Keeping solar panels out of landfills

The average lifespan of a solar panel is about 25 to 30 years, and there are more than 500 million already installed across the country, Sharma said, ranging from a dozen on a residential home’s rooftop to thousands in a commercial solar farm. With solar capacity now rising an average of 21% annually, tens of millions more panels will be going up — and coming down. Between 2030 and 2060, roughly 9.8 million metric tons of solar panel waste are expected to accumulate, according to a 2019 study published in Renewable Energy.

Currently, about 90% of end-of-life or defective solar panels end up in landfills, largely because it costs far less to dump them than to recycle them. “We see that gap closing over the next five to 10 years significantly,” Sharma said, “through a combination of recycling becoming more cost-effective and landfilling costs only increasing.”

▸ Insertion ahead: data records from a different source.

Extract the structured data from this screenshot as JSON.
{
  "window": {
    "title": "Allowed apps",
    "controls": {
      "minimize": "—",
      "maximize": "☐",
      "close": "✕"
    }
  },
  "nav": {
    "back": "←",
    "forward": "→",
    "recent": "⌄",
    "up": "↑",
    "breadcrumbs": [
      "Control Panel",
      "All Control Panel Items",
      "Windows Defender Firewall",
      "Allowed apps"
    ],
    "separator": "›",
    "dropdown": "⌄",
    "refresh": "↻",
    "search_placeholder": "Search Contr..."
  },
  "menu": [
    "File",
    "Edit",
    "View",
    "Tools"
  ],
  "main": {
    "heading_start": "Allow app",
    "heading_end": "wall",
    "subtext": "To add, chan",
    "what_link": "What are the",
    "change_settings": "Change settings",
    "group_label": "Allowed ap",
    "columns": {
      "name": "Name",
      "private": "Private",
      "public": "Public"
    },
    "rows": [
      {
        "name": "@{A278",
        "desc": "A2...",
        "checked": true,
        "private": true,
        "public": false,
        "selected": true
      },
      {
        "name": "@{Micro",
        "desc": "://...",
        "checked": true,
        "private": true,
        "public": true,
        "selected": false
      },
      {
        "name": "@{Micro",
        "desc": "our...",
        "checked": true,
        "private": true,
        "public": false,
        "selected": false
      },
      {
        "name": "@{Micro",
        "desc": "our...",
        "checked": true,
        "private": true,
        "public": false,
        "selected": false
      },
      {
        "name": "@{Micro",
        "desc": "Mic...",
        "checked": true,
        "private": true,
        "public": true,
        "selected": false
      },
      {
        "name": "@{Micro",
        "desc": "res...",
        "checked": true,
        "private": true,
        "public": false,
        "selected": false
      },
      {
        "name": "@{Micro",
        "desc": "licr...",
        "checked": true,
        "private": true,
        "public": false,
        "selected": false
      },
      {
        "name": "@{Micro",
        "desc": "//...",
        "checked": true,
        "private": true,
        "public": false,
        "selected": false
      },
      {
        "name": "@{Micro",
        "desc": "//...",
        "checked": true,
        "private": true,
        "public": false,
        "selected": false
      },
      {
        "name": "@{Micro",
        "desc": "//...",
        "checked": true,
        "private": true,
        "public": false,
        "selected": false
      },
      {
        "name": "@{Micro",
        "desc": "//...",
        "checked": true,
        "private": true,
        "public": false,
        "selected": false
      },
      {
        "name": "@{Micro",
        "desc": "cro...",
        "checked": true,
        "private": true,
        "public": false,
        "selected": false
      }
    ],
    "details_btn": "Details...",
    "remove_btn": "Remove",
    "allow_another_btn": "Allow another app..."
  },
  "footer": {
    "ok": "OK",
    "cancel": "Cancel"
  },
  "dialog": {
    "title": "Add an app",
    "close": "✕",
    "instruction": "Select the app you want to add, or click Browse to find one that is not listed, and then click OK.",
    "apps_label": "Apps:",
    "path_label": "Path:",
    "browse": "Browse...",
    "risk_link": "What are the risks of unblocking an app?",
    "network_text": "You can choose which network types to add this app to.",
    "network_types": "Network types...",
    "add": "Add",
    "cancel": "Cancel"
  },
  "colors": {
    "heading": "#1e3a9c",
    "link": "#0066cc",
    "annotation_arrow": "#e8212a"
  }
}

Both the Bipartisan Infrastructure Law and the Inflation Reduction Act (IRA) provide tax credits and funding for domestic manufacturing of solar panels and components, as well as research into new solar technologies. Those provisions are intended to cut into China’s dominant position in the global solar panel supply chain, which exceeds 80% today, according to a recent report from the International Energy Agency.